I can’t shake off the BBC documentary last week, ‘The Vikings are Coming’ – following a handful of determined, courageous and generally very impressive women on their various journeys to conceive with donor sperm from Denmark.
We followed a 36 year old abandoned by her own mum at 4 years old, a heavily pregnant and endearingly house-proud 43 year old, a wonderful rock-solid female couple and an amazingly resourceful Jemma, at 40, doing her best, on her own, to maximise the tiny chance she had been given to conceive. Her upbeat tenacity would win anyone over. Trying to conceive in any assisted way involves many mini hurdles and many mini bereavements if not cleared. Logistics being one (Danish sperm comes at a cost of course) but, as with Jemma, we see the painful journey for her to create one viable egg (as opposed to another contributor’s bumper crop of 45), which then had to be ‘good enough’ to be fertilised and to create a viable embryo for transfer. And then of course the agonising wait to find out if the embryo has implanted to become a viable pregnancy.
Trying to conceive for the most is easy. But for a hugely significant minority – of hundreds of thousands of people – the journey can become unfairly long, expensive, exhausting and even life-changing. The balance of hope with hopelessness, positivity and negativity can absorb all focus.
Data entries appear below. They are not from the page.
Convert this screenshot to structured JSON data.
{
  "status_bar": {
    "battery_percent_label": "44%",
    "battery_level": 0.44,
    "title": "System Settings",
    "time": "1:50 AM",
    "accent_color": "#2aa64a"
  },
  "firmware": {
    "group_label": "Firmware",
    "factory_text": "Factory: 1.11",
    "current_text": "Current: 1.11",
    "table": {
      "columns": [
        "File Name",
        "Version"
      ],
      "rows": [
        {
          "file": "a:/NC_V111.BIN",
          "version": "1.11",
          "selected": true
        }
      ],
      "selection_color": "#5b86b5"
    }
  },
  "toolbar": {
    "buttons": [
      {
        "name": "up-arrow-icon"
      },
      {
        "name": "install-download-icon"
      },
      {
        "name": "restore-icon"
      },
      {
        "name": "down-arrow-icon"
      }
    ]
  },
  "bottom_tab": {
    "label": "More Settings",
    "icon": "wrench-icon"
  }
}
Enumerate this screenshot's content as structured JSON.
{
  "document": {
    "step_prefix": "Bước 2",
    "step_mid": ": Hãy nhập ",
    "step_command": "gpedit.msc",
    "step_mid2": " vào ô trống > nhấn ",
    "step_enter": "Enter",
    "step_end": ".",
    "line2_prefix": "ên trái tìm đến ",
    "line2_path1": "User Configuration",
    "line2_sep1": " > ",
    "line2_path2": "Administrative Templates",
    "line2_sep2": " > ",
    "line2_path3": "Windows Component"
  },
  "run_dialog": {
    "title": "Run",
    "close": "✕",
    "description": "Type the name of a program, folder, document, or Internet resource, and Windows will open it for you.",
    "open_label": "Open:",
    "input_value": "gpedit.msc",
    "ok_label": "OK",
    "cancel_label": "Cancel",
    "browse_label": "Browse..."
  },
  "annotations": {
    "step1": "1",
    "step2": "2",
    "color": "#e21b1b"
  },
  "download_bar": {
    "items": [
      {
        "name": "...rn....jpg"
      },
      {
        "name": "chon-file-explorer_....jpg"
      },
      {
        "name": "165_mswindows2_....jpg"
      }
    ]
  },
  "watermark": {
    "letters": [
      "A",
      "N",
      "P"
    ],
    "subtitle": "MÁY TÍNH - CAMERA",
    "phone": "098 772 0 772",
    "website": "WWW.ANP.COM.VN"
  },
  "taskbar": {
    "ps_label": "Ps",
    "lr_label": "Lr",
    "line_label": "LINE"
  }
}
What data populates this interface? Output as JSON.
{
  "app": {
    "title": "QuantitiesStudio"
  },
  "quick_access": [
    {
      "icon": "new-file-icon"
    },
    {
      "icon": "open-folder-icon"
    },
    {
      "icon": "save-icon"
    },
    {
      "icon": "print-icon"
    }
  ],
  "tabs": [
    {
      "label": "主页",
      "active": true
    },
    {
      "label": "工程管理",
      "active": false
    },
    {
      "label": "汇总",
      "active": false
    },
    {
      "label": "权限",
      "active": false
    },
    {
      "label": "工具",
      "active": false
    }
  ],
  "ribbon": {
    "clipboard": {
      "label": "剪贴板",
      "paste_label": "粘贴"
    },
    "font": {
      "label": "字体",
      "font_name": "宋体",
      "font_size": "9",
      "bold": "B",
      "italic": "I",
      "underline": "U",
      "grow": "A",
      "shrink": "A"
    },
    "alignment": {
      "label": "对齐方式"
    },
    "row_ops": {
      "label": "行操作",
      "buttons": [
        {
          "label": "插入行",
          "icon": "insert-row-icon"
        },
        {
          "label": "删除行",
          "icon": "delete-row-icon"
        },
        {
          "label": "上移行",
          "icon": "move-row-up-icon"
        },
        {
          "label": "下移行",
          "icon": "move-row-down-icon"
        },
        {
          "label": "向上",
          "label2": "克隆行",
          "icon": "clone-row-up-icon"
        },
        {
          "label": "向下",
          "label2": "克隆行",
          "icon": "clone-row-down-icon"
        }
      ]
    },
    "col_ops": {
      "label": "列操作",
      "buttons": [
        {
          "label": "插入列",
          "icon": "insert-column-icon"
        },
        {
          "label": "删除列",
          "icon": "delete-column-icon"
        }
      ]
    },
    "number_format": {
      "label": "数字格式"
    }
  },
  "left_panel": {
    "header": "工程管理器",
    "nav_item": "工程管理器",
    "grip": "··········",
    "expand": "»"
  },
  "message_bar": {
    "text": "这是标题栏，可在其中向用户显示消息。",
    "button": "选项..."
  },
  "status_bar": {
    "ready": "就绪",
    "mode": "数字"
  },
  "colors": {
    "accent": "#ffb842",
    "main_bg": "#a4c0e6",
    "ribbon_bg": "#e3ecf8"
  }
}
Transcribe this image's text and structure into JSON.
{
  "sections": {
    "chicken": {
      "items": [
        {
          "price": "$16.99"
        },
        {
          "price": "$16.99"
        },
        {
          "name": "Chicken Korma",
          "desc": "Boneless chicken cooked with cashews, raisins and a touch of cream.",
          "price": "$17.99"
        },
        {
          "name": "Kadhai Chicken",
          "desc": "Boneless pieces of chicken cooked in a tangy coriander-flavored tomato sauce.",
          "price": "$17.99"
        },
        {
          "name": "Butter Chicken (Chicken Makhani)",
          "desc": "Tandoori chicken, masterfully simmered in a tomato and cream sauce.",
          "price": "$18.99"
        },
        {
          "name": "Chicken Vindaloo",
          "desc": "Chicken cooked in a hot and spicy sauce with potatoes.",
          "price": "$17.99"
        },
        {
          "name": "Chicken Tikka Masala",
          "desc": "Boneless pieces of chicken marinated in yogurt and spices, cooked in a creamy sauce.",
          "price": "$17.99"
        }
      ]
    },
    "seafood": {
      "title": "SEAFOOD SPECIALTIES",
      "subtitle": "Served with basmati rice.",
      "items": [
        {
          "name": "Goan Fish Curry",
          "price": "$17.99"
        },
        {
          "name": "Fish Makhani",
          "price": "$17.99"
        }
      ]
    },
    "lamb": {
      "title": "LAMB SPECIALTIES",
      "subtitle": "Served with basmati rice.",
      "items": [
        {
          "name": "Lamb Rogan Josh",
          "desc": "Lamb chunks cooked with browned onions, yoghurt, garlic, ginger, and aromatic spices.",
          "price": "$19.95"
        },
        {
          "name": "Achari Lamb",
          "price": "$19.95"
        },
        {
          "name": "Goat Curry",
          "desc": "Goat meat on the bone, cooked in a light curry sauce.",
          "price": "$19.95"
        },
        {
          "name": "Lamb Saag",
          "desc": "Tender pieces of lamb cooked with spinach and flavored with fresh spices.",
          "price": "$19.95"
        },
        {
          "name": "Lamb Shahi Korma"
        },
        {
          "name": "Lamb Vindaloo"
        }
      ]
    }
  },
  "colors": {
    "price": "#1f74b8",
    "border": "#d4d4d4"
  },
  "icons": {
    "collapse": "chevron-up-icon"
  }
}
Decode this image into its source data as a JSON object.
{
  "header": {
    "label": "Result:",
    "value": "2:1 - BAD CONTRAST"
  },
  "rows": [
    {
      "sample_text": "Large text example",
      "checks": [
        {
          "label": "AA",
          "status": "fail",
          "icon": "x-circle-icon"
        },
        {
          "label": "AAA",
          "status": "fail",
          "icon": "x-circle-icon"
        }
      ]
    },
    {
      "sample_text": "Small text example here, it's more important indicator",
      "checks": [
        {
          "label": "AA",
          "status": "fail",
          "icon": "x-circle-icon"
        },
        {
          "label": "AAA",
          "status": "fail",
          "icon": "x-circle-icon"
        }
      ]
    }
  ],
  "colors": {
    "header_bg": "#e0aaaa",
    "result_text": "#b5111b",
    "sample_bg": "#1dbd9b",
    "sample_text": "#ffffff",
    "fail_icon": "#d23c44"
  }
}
And when it doesn’t happen, as with Jemma, the loss of a dream may feel like the loss of a real baby. A real imagined baby, but a baby nonetheless.